Top US general warns against killer robots
Posted 7-19-2017 | 8 comments
General Paul Selva has spoken out about the dangers of creating fully autonomous weapon systems....
 
Why do some people have a fear of holes ?
Posted 7-13-2017 | 13 comments
Scientists have come up with a new theory to explain what causes trypophobia - the fear of small holes....
 
Monster-sized iceberg splits from Antarctica
Posted 7-12-2017 | 6 comments
One of the largest icebergs in recorded history has broken away from the world's southernmost continent....
 
China has 'teleported' a photon in to orbit
Posted 7-12-2017 | 30 comments
In a world-first, China has succeeded in using quantum entanglement to send data to a satellite....
 
Researchers invent battery-free mobile phone
Posted 7-11-2017 | 5 comments
Boffins at the University of Washington have come up with a way to remove the need for charging entirely....
 
Scientists have recreated an extinct virus
Posted 7-11-2017 | 23 comments
Scientists at the University of Alberta have managed to recreate a relative of the deadly smallpox virus....
 
How ethical should a self-driving car be ?
Posted 7-9-2017 | 26 comments
When faced with an unavoidable accident, whose life should an autonomous vehicle attempt to prioritize ?...
 
Russia is developing a 'Stormtrooper' exosuit

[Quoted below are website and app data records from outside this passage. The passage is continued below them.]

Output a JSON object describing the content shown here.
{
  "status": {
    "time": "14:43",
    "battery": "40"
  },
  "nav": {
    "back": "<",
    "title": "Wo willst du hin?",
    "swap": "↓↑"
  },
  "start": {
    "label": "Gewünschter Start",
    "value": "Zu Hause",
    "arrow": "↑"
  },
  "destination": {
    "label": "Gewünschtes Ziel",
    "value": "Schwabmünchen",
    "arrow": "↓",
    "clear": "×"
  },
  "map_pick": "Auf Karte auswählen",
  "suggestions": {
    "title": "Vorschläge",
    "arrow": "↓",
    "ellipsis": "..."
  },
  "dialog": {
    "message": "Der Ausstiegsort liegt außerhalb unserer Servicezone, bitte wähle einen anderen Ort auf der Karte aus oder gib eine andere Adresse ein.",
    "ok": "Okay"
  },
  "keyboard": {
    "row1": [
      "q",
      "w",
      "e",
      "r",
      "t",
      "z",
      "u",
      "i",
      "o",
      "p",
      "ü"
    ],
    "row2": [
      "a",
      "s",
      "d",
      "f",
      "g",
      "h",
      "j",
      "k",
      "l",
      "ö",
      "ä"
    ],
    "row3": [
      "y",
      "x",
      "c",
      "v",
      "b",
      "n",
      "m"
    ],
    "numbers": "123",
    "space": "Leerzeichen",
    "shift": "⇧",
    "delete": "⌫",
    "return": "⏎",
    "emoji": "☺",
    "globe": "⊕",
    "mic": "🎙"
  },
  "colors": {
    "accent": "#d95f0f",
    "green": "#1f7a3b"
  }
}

Posted 7-9-2017 | 11 comments
The futuristic exoskeleton combat suit looks like something straight out of a science fiction movie....
 

 View: More news in this category
 
Top   |  Home   |   Forum   |   News   |   Image Gallery   |  Columns   |   Encyclopedia   |   Videos   |   Polls
UM-X 10.7 Unexplained-Mysteries.com 2001-2017
Privacy Policy and Disclaimer   |   Cookies   |   Advertise   |   Contact   |   Help/FAQ